This week I have the enjoyable experience of bringing 3 new developers onto our project. Most of you that know me probably read that last sentence with a sarcastic tone on the word enjoyable. You, my friends, would be wrong. Of all the ridiculous things that I do at work right now, training and molding new programmers is by far the most enjoyable. It’s sad that I don’t have more concrete work to train them with, but I have to deal with what I have.
Because I have little, if any, work most days to give to my development team, figuring out how I was going to train newbies was a daunting task. There’s the standard “Here, take this document and read it. I’ll be back to see you in two days.” approach, which I’ve had to implement to a certain extent. There’s also the “Welcome to the company. We have two weeks of class room training prepared for you.” approach as well. I decided to try to fall somewhere in between.
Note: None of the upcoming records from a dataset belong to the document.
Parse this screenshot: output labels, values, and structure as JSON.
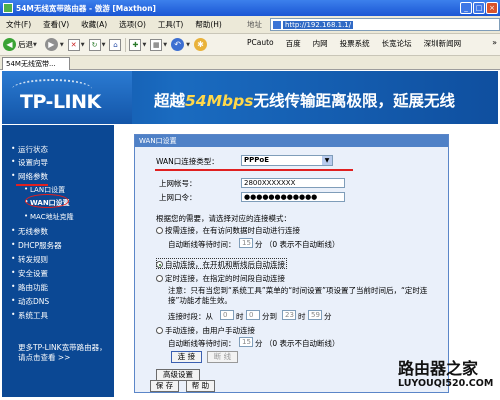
{
  "window": {
    "title": "54M无线宽带路由器 - 傲游 [Maxthon]",
    "controls": [
      "_",
      "□",
      "×"
    ]
  },
  "menubar": {
    "items": [
      "文件(F)",
      "查看(V)",
      "收藏(A)",
      "选项(O)",
      "工具(T)",
      "帮助(H)"
    ],
    "address_label": "地址",
    "address_value": "http://192.168.1.1/"
  },
  "toolbar": {
    "back_label": "后退",
    "links": [
      "PCauto",
      "百度",
      "内网",
      "投票系统",
      "长宽论坛",
      "深圳新闻网"
    ],
    "more": "»"
  },
  "tab": {
    "label": "54M无线宽带..."
  },
  "banner": {
    "logo": "TP-LINK",
    "slogan_prefix": "超越",
    "slogan_speed": "54Mbps",
    "slogan_rest": "无线传输距离极限，延展无线"
  },
  "sidebar": {
    "items": [
      "运行状态",
      "设置向导",
      "网络参数",
      "无线参数",
      "DHCP服务器",
      "转发规则",
      "安全设置",
      "路由功能",
      "动态DNS",
      "系统工具"
    ],
    "sub_items": [
      "LAN口设置",
      "WAN口设置",
      "MAC地址克隆"
    ],
    "footer": "更多TP-LINK宽带路由器，请点击查看 >>"
  },
  "panel": {
    "title": "WAN口设置",
    "conn_type_label": "WAN口连接类型：",
    "conn_type_value": "PPPoE",
    "account_label": "上网帐号：",
    "account_value": "2800XXXXXXX",
    "password_label": "上网口令：",
    "password_value": "●●●●●●●●●●●●",
    "choose_label": "根据您的需要，请选择对应的连接模式：",
    "mode1_label": "按需连接，在有访问数据时自动进行连接",
    "idle_label": "自动断线等待时间：",
    "idle_value": "15",
    "idle_unit": "分 （0 表示不自动断线）",
    "mode2_label": "自动连接，在开机和断线后自动连接",
    "mode3_label": "定时连接，在指定的时间段自动连接",
    "note": "注意：只有当您到“系统工具”菜单的“时间设置”项设置了当前时间后，“定时连接”功能才能生效。",
    "period_label": "连接时段：从",
    "from_hour": "0",
    "hour_label": "时",
    "from_min": "0",
    "to_label": "分到",
    "to_hour": "23",
    "to_min": "59",
    "min_label": "分",
    "mode4_label": "手动连接，由用户手动连接",
    "idle2_value": "15",
    "connect_btn": "连 接",
    "disconnect_btn": "断 线",
    "advanced_btn": "高级设置",
    "save_btn": "保 存",
    "help_btn": "帮 助"
  },
  "watermark": {
    "cn": "路由器之家",
    "url": "LUYOUQI520.COM"
  }
}
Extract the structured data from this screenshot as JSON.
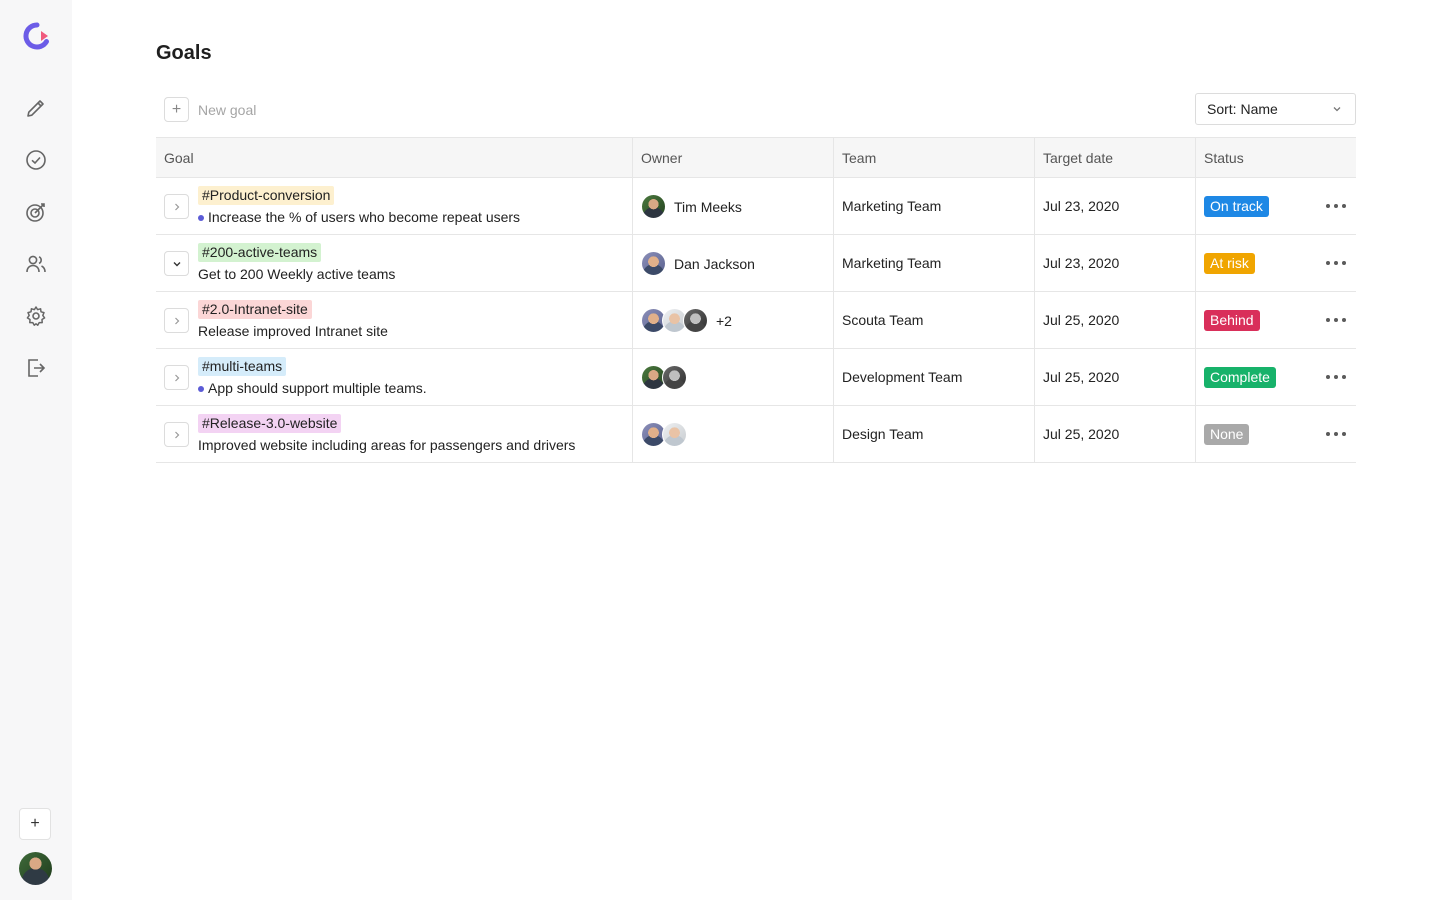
{
  "app": {
    "title": "Goals",
    "brand_color": "#5b5bd6"
  },
  "sidebar": {
    "logo_icon": "app-logo-icon",
    "items": [
      {
        "name": "edit",
        "icon": "pencil-icon"
      },
      {
        "name": "tasks",
        "icon": "check-circle-icon"
      },
      {
        "name": "goals",
        "icon": "target-icon"
      },
      {
        "name": "people",
        "icon": "users-icon"
      },
      {
        "name": "settings",
        "icon": "gear-icon"
      },
      {
        "name": "logout",
        "icon": "logout-icon"
      }
    ],
    "add_label": "+"
  },
  "toolbar": {
    "new_goal_label": "New goal",
    "sort_label": "Sort: Name"
  },
  "table": {
    "columns": [
      "Goal",
      "Owner",
      "Team",
      "Target date",
      "Status"
    ],
    "rows": [
      {
        "tag": "#Product-conversion",
        "tag_color": "#fdf0cf",
        "title": "Increase the % of users who become repeat users",
        "has_bullet": true,
        "expanded": false,
        "owner_name": "Tim Meeks",
        "owner_avatars": [
          "a"
        ],
        "extra_owners": "",
        "team": "Marketing Team",
        "target_date": "Jul 23, 2020",
        "status": "On track",
        "status_color": "#1e88e5"
      },
      {
        "tag": "#200-active-teams",
        "tag_color": "#d3f2d0",
        "title": "Get to 200 Weekly active teams",
        "has_bullet": false,
        "expanded": true,
        "owner_name": "Dan Jackson",
        "owner_avatars": [
          "b"
        ],
        "extra_owners": "",
        "team": "Marketing Team",
        "target_date": "Jul 23, 2020",
        "status": "At risk",
        "status_color": "#f0a500"
      },
      {
        "tag": "#2.0-Intranet-site",
        "tag_color": "#fbd6d6",
        "title": "Release improved Intranet site",
        "has_bullet": false,
        "expanded": false,
        "owner_name": "",
        "owner_avatars": [
          "b",
          "c",
          "d"
        ],
        "extra_owners": "+2",
        "team": "Scouta Team",
        "target_date": "Jul 25, 2020",
        "status": "Behind",
        "status_color": "#d92f5a"
      },
      {
        "tag": "#multi-teams",
        "tag_color": "#d5ecfa",
        "title": "App should support multiple teams.",
        "has_bullet": true,
        "expanded": false,
        "owner_name": "",
        "owner_avatars": [
          "a",
          "d"
        ],
        "extra_owners": "",
        "team": "Development Team",
        "target_date": "Jul 25, 2020",
        "status": "Complete",
        "status_color": "#17b26a"
      },
      {
        "tag": "#Release-3.0-website",
        "tag_color": "#f3d3f3",
        "title": "Improved website including areas for passengers and drivers",
        "has_bullet": false,
        "expanded": false,
        "owner_name": "",
        "owner_avatars": [
          "b",
          "c"
        ],
        "extra_owners": "",
        "team": "Design Team",
        "target_date": "Jul 25, 2020",
        "status": "None",
        "status_color": "#a9a9a9"
      }
    ]
  }
}
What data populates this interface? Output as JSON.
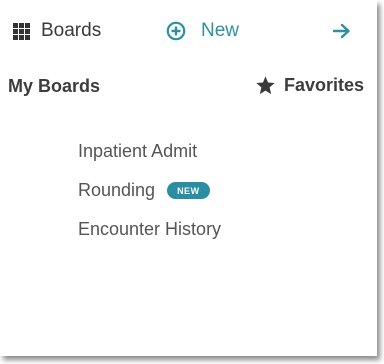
{
  "topbar": {
    "boards_label": "Boards",
    "boards_icon": "grid-icon",
    "new_label": "New",
    "new_icon": "plus-circle-icon",
    "arrow_icon": "arrow-right-icon"
  },
  "sections": {
    "my_boards_label": "My Boards",
    "favorites_label": "Favorites",
    "favorites_icon": "star-icon"
  },
  "boards": [
    {
      "label": "Inpatient Admit"
    },
    {
      "label": "Rounding",
      "badge": "NEW"
    },
    {
      "label": "Encounter History"
    }
  ],
  "colors": {
    "accent": "#2e8fa5",
    "badge_bg": "#2a8ea3",
    "text": "#555555"
  }
}
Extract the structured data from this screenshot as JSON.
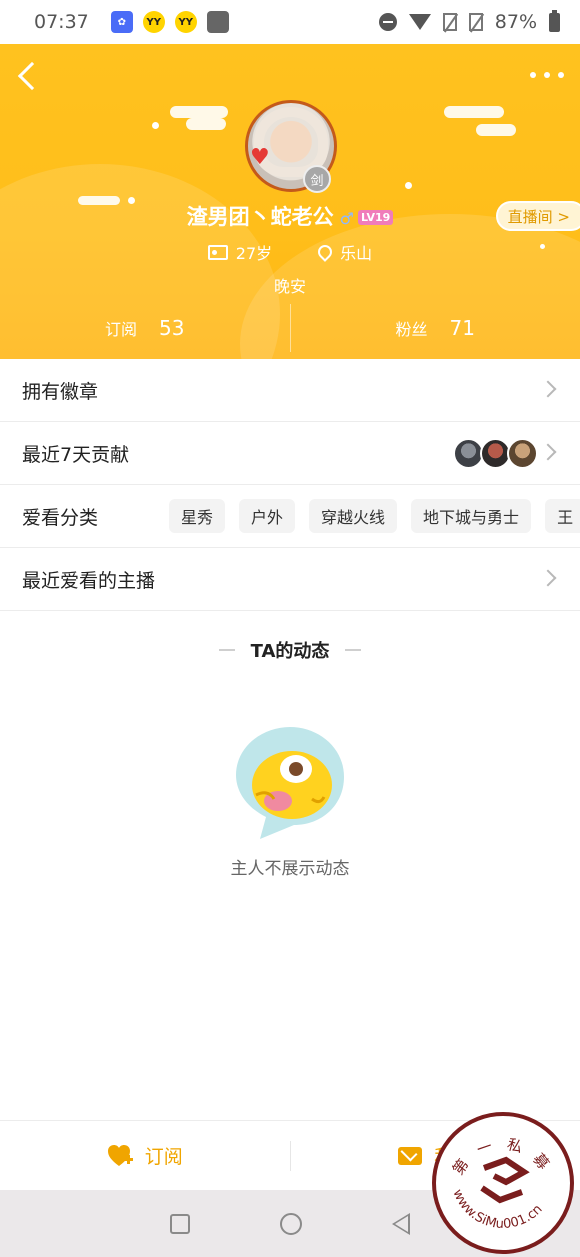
{
  "status_bar": {
    "time": "07:37",
    "battery": "87%",
    "app_icons": [
      "flower-app-icon",
      "yy-icon",
      "yy-icon",
      "image-icon"
    ]
  },
  "header": {
    "username": "渣男团丶蛇老公",
    "gender_symbol": "♂",
    "level": "LV19",
    "live_button_label": "直播间 >",
    "age": "27岁",
    "location": "乐山",
    "signature": "晚安",
    "badge_text": "剑",
    "stats": [
      {
        "label": "订阅",
        "count": "53"
      },
      {
        "label": "粉丝",
        "count": "71"
      }
    ],
    "colors": {
      "primary": "#FFC21F",
      "live_text": "#E09A00"
    }
  },
  "list": {
    "badges_label": "拥有徽章",
    "contributions_label": "最近7天贡献",
    "categories_label": "爱看分类",
    "category_tags": [
      "星秀",
      "户外",
      "穿越火线",
      "地下城与勇士",
      "王"
    ],
    "recent_anchors_label": "最近爱看的主播"
  },
  "feed": {
    "title": "TA的动态",
    "empty_text": "主人不展示动态"
  },
  "action_bar": {
    "subscribe_label": "订阅",
    "message_label": "私信",
    "accent_color": "#F0A500"
  },
  "watermark": {
    "top_text": "第 一 私 募",
    "url_text": "www.SiMu001.cn"
  }
}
What I’ve done is given the new guys (sorry ladies, nobody from the fairer sex is in this group of recruits) a small set of readings for them to stay busy with. I expected them to read it during the times that I didn’t have other stuff organized (or spontaneously created) for them. This leads me to the “other stuff” I was trying to be prepared to give them. The truth is, my preparation skills were non-existent last week, so Monday when the newbies arrived, I had nothing. That’s not 100% true. I had run a few things past some people, but I hadn’t taken those ideas and formulated a plan.
For the past few days I’ve been winging it. What I’ve tried to do is intersperse a number of different experiences with the reading. I’ve pulled all of them into a session where we talked about the overall architecture of our application. We’ve spent time discussing the tools that we have, both home grown and otherwise. I’ve tried to pull each of them off into a design session so that they can see how I’m approaching the decisions and requests that I’m putting forward to the developers. Lastly, I’ve started to set them up with full days of pair-programming some of the existing team.
The pair-programming is an interesting experiment both for me and the company. Normally, new hires work through one or two defects with an entrenched (yes, at times it is like a war) developer and then they’re sent off on their own to work through the minefield that is our code base. This is how I was introduced to the application and project, and, frankly, it didn’t help me at all. If it weren’t for the fact we have a slack schedule right now, I think that I wouldn’t have been given the leeway to push forward with this approach. Because of the schedule slack I’m able to work the pair-programming angle for as long as I can.
So, I’m wondering two things. First, for the couple of the newbies that may actually read this between Ayende’s 55 posts a week, has this approach been beneficial? Second, how are the rest of you assimilating new developers into your teams?